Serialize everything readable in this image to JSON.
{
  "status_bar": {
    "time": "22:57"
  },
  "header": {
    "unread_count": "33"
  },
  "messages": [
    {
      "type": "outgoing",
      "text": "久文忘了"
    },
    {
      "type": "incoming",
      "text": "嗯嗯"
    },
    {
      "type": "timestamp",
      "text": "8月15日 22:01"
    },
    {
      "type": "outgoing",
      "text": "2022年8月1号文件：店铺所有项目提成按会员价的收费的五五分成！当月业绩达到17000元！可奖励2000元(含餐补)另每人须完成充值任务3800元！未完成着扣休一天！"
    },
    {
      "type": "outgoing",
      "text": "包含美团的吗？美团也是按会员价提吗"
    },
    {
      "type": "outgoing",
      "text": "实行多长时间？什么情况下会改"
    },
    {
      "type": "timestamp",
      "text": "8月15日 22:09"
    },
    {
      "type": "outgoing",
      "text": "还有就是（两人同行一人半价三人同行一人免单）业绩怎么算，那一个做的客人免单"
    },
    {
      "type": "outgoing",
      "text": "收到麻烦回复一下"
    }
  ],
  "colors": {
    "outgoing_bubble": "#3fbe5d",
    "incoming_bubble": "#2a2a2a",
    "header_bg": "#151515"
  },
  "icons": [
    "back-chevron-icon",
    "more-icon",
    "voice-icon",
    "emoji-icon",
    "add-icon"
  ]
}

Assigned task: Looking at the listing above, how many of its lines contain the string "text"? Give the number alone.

Expected output: 9